Thomas Insel, former director of the National Institute of Mental Health was quoted saying, “Recent data suggests that Ketamine given intravenously, might be the most important breakthrough in antidepressant treatment in decades.” Depression is reported to effect up to 17% of the population in the United States. More than one of every 10 Americans takes an antidepressant medication. A 2008 Harvard Medical School study led by Dr. Irving Kirsch revealed that for those with mild-to-moderate depression, anti-depressant medications are almost no different from a placebo.

According to Watson, “Unfortunately for many, typical antidepressant medications have poor results or none at all. Ketamine operates differently with almost immediate results and radical improvements for patients. Most studies find about three of every four patients will benefit from the Ketamine therapy and that’s why we wanted to bring this innovation to northern Nevada.
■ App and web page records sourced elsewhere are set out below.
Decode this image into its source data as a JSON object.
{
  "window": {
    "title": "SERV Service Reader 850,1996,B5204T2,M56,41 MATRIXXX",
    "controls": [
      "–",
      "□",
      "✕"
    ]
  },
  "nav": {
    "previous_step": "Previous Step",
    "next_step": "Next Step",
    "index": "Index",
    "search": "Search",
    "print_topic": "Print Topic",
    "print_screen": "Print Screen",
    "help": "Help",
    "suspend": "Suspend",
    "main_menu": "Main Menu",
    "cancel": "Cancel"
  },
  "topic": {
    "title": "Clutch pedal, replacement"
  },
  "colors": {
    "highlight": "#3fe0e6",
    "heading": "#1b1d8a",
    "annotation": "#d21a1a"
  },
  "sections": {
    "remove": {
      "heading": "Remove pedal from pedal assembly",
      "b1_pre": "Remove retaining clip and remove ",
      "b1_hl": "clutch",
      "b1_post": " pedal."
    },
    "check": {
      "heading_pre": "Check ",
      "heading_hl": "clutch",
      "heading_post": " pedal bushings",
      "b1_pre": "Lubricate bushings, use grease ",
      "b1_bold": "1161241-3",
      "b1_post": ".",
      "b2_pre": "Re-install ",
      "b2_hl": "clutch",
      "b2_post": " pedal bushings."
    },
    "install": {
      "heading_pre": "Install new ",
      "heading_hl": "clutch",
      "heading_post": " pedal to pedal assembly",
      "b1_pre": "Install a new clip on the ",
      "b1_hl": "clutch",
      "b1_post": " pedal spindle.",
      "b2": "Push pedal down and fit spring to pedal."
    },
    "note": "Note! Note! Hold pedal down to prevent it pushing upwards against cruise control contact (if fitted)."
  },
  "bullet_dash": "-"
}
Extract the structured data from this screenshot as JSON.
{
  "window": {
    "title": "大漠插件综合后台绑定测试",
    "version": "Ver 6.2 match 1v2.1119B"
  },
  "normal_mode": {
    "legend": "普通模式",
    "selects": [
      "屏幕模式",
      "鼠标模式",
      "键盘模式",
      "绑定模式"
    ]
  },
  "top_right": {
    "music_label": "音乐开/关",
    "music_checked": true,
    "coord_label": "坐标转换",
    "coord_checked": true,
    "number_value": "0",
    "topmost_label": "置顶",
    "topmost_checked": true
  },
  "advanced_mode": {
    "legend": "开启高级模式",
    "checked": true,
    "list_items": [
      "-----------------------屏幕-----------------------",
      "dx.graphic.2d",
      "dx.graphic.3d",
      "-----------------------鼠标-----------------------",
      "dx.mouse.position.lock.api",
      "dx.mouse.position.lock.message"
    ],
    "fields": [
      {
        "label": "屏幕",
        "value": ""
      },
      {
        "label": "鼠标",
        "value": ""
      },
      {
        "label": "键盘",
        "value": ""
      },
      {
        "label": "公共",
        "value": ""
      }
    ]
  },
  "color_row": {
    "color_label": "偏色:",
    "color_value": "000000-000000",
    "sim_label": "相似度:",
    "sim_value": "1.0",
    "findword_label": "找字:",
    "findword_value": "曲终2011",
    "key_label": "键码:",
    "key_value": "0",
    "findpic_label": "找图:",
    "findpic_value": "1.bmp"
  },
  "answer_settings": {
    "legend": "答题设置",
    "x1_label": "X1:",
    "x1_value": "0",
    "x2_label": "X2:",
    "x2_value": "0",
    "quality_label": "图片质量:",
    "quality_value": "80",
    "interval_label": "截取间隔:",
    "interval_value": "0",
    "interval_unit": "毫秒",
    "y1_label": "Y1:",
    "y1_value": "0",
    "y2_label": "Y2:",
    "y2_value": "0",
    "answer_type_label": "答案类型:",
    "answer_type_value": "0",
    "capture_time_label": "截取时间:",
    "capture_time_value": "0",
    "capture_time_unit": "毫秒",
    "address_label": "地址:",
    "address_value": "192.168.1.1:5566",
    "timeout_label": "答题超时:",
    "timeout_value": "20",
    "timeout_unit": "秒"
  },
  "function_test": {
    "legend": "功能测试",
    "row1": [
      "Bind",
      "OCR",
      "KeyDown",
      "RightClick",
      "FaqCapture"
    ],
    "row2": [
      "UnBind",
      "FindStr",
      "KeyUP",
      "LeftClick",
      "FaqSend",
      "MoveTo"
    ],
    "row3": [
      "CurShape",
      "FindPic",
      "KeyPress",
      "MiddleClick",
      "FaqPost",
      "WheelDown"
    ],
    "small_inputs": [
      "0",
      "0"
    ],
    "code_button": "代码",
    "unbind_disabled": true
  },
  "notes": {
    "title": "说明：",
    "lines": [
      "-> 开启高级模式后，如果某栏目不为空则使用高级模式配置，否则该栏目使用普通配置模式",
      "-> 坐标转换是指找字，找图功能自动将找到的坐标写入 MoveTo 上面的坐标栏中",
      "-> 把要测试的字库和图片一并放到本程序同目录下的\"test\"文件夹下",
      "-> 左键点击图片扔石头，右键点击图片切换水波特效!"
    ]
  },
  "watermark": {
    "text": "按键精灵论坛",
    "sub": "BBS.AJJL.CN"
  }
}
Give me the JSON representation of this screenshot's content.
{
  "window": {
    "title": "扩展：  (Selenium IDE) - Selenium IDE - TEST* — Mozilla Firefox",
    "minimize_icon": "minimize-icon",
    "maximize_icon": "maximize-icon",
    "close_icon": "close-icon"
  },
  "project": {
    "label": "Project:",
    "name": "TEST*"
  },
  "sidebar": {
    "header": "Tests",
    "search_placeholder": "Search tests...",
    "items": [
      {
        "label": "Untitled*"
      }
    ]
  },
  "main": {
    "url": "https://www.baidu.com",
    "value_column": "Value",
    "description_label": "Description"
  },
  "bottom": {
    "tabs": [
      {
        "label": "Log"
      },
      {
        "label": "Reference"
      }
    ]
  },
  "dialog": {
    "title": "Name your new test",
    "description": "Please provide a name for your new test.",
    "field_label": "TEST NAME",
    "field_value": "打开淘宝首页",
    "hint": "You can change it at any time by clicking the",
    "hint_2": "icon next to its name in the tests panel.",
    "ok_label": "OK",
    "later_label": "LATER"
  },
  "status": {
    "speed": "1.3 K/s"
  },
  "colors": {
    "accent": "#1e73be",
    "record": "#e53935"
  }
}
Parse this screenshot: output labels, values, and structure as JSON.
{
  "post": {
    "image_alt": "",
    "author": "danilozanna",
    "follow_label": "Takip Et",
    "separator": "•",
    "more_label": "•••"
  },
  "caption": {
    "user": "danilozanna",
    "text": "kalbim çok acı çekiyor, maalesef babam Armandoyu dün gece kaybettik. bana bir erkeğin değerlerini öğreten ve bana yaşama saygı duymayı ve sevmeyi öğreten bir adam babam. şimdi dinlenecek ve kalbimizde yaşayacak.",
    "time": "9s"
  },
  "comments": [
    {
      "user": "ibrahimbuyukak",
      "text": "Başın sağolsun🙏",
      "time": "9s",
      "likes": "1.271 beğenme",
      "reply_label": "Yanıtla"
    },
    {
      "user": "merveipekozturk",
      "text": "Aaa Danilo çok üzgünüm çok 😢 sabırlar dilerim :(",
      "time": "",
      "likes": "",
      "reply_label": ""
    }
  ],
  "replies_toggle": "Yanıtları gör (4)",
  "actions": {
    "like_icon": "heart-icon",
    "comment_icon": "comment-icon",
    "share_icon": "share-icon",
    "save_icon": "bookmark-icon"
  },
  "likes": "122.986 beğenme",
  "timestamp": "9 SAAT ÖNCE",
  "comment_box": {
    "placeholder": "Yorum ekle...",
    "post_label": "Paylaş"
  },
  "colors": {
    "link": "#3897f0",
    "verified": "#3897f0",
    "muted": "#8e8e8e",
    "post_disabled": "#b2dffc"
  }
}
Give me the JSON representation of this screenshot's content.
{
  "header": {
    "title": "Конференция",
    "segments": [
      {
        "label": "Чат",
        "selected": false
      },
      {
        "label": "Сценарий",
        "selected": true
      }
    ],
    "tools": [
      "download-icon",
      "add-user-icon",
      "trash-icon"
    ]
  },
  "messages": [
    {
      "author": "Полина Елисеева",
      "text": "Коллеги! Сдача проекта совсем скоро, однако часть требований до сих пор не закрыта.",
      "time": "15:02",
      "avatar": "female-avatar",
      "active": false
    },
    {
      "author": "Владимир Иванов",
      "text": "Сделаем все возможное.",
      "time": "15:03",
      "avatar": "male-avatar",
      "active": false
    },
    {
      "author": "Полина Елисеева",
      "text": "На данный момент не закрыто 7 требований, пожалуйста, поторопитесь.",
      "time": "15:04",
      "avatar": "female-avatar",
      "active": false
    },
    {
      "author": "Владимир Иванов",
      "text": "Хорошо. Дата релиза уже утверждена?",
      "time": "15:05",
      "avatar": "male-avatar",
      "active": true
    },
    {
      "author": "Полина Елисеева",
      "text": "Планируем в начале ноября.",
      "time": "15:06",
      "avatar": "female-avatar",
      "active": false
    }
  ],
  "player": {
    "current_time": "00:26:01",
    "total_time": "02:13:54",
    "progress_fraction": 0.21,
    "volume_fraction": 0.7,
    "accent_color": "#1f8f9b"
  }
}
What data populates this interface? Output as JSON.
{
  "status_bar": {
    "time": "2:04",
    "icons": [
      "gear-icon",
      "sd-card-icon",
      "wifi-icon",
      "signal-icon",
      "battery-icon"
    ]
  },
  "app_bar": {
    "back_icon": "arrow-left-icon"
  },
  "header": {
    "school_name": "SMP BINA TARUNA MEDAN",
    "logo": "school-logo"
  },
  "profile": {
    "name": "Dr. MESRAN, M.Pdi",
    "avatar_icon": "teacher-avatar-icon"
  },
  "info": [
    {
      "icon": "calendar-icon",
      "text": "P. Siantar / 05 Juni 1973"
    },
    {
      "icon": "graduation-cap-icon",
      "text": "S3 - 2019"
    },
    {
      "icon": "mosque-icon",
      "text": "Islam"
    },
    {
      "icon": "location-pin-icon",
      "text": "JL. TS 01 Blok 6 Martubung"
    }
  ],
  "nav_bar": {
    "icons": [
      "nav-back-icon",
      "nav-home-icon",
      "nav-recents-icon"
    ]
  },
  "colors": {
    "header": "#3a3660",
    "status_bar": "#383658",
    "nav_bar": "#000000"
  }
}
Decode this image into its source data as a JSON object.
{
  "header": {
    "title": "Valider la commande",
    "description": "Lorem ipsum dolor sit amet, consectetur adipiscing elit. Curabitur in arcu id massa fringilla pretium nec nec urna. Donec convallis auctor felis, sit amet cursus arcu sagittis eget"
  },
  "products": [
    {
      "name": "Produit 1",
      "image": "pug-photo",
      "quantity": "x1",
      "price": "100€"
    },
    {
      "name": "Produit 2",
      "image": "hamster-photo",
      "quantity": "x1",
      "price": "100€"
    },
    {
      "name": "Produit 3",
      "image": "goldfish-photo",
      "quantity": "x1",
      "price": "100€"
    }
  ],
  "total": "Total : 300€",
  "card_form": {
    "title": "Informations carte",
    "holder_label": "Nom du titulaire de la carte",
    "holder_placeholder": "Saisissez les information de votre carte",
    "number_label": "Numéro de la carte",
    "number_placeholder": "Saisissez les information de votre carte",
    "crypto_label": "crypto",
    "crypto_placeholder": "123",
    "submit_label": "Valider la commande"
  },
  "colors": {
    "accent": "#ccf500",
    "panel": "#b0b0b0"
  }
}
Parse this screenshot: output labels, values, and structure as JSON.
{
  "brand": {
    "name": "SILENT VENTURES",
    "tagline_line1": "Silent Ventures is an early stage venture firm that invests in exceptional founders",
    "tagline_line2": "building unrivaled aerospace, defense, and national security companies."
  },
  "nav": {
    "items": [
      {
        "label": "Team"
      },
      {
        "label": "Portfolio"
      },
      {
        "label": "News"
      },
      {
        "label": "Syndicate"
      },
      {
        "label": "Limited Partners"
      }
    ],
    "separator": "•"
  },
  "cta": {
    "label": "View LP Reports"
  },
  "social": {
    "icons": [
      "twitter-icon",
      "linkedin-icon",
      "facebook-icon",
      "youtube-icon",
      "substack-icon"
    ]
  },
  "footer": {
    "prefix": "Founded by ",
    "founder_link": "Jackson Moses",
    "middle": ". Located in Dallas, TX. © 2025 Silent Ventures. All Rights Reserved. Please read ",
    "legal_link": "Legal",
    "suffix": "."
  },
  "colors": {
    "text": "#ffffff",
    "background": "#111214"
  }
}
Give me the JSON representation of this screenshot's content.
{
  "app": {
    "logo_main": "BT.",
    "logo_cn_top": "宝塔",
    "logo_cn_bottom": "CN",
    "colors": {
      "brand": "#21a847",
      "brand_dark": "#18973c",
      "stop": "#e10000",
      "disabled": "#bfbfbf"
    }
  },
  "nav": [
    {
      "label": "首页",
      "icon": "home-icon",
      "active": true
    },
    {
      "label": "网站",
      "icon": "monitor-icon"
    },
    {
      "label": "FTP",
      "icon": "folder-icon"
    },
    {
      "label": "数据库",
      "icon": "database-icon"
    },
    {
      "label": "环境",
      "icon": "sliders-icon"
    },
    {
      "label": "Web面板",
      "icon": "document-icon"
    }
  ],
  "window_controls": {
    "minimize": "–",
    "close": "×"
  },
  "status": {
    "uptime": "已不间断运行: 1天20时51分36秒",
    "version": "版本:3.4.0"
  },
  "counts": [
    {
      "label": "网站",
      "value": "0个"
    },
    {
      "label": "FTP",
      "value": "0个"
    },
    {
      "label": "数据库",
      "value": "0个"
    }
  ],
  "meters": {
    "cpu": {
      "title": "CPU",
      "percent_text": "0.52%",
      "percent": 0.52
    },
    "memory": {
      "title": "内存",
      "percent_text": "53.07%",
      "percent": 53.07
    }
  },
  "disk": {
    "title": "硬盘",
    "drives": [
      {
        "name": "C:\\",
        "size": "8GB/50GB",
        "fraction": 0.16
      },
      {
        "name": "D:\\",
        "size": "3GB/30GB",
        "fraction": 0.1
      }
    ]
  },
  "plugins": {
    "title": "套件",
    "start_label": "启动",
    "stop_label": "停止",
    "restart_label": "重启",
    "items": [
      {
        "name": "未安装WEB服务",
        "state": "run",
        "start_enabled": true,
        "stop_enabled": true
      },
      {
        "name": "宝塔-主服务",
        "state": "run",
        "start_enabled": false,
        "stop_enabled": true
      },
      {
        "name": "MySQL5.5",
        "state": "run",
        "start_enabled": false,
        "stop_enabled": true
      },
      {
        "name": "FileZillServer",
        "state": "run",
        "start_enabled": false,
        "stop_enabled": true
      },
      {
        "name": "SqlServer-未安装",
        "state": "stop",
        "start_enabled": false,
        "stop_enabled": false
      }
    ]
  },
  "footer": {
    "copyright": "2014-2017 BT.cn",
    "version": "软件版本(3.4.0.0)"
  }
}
Although repeated doses of Ketamine are usually required, it often results in longer periods of remission and benefits.”

Chronic inflammation and stress are known to cause anatomical and physiological changes in the brain that can lead to depression. Neurons responsible for brain function are lost and the connection between neurons are essentially pruned. The necessary ability of the brain to adapt and change is therefore compromised. Ketamine is shown to reverse these changes almost immediately resulting in a radical improvement for many patients on the same day as the Ketamine treatment.